So now we have something that looks and behaves remarkably like a dictionary, but we can use alternative forms of the same key. This simplifies our calling code – we don’t need to worry about normalising keys, or updating multiple values in the dictionary – we use any form of the key, and it’ll do the right thing.

This is a double-edged sword: it can be more convenient, but also more confusing. Because it looks so much like an ordinary dictionary, its behaviour would be surprising if you’re not expecting it to muck around with the keys. I’d be careful about using this in a large, shared codebase.

One interesting use of this approach would be to create a dictionary with unusual key types. Dictionary keys need to be hashable and immutable, which rules out certain types of key – for example, you can’t use a list as a dict key. But you could use a list as a normalised dict key, if you convert it to an immutable tuple first:

regular_dict = {}
regular_dict[['one', 'two']] = 'o'  # TypeError: unhashable type: 'list'

common_letters = NormalisedKeyDictionary(normalise=lambda k: tuple(k))

common_letters[['one', 'two']] = 'o'
common_letters[['two', 'three']] = 't'

common_letters[['one', 'two']]  # 'o'

This could still be confusing, but because lists as keys are illegal in regular Python, it might be more of a clue that this is a special dictionary.
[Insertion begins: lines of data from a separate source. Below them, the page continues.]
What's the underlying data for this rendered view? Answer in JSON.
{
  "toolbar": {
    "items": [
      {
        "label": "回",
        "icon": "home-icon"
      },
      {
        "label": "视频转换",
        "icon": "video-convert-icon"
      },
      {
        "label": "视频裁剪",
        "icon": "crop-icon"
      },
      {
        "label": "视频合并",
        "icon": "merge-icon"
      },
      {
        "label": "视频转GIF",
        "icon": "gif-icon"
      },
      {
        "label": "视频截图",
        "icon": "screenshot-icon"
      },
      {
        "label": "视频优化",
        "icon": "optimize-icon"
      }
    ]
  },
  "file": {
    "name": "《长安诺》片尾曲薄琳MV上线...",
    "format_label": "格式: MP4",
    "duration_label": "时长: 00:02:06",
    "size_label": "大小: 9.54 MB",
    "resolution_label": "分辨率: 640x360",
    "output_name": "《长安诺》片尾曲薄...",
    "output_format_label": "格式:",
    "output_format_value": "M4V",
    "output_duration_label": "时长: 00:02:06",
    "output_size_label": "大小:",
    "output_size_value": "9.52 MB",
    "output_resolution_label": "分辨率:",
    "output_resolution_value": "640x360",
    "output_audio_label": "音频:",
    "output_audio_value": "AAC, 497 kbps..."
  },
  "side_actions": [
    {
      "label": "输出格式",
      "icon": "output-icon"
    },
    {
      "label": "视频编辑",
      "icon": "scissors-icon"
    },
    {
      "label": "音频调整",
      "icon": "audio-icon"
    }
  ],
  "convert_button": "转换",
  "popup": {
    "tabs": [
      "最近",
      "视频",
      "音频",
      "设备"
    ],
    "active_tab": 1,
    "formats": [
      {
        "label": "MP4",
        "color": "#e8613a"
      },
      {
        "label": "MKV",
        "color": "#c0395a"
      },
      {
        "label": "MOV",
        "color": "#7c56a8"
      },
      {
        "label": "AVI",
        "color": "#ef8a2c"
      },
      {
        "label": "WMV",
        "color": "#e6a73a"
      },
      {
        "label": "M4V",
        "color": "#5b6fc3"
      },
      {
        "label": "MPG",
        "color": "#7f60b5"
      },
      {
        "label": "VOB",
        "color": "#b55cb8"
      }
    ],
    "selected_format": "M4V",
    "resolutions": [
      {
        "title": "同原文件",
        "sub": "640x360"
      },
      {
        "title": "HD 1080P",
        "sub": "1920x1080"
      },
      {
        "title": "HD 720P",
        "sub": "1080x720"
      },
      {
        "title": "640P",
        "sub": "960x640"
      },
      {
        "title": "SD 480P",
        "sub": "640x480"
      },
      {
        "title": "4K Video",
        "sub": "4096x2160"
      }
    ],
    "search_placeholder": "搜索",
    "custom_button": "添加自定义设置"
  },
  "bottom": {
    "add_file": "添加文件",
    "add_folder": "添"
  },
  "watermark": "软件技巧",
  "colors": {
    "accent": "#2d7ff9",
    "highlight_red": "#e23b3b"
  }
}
I don’t know if I’ll ever actually use this code, but I’m glad to learn about collections.UserDict (and corresponding classes UserList and UserString). That feels like quite a useful class, and I only found it by writing this post.